(Dataset items)
::::

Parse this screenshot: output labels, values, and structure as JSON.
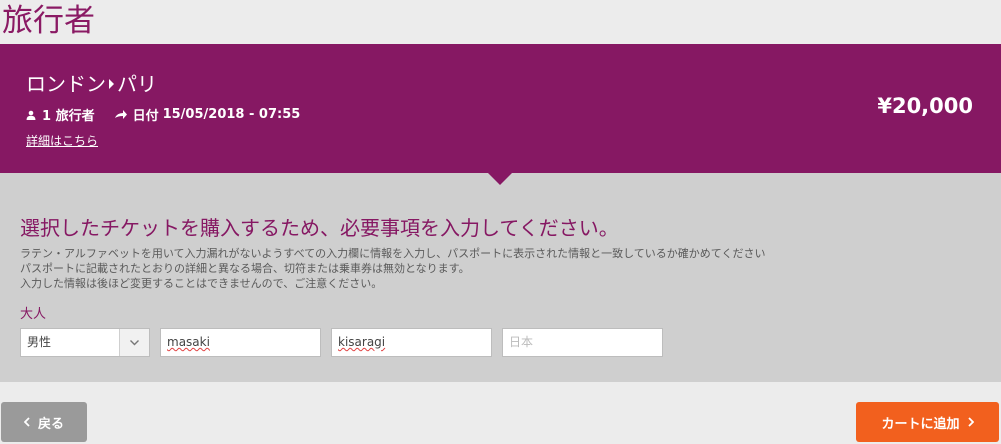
{
  "page": {
    "title": "旅行者"
  },
  "trip": {
    "origin": "ロンドン",
    "destination": "パリ",
    "travelers": "1 旅行者",
    "date_label": "日付",
    "date_value": "15/05/2018 - 07:55",
    "details_link": "詳細はこちら",
    "price": "¥20,000"
  },
  "form": {
    "heading": "選択したチケットを購入するため、必要事項を入力してください。",
    "instructions": [
      "ラテン・アルファベットを用いて入力漏れがないようすべての入力欄に情報を入力し、パスポートに表示された情報と一致しているか確かめてください",
      "パスポートに記載されたとおりの詳細と異なる場合、切符または乗車券は無効となります。",
      "入力した情報は後ほど変更することはできませんので、ご注意ください。"
    ],
    "passenger_category": "大人",
    "gender_selected": "男性",
    "first_name_value": "masaki",
    "last_name_value": "kisaragi",
    "country_placeholder": "日本"
  },
  "footer": {
    "back_label": "戻る",
    "add_to_cart_label": "カートに追加"
  },
  "colors": {
    "brand": "#861863",
    "accent": "#f2601e",
    "back_button": "#9a9a9a"
  },
  "icons": [
    "person-icon",
    "arrow-right-icon",
    "chevron-down-icon",
    "chevron-left-icon",
    "chevron-right-icon"
  ]
}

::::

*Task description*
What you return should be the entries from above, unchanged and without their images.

*Written answer*
Parse this screenshot: output labels, values, and structure as JSON.
{
  "page": {
    "title": "旅行者"
  },
  "trip": {
    "origin": "ロンドン",
    "destination": "パリ",
    "travelers": "1 旅行者",
    "date_label": "日付",
    "date_value": "15/05/2018 - 07:55",
    "details_link": "詳細はこちら",
    "price": "¥20,000"
  },
  "form": {
    "heading": "選択したチケットを購入するため、必要事項を入力してください。",
    "instructions": [
      "ラテン・アルファベットを用いて入力漏れがないようすべての入力欄に情報を入力し、パスポートに表示された情報と一致しているか確かめてください",
      "パスポートに記載されたとおりの詳細と異なる場合、切符または乗車券は無効となります。",
      "入力した情報は後ほど変更することはできませんので、ご注意ください。"
    ],
    "passenger_category": "大人",
    "gender_selected": "男性",
    "first_name_value": "masaki",
    "last_name_value": "kisaragi",
    "country_placeholder": "日本"
  },
  "footer": {
    "back_label": "戻る",
    "add_to_cart_label": "カートに追加"
  },
  "colors": {
    "brand": "#861863",
    "accent": "#f2601e",
    "back_button": "#9a9a9a"
  },
  "icons": [
    "person-icon",
    "arrow-right-icon",
    "chevron-down-icon",
    "chevron-left-icon",
    "chevron-right-icon"
  ]
}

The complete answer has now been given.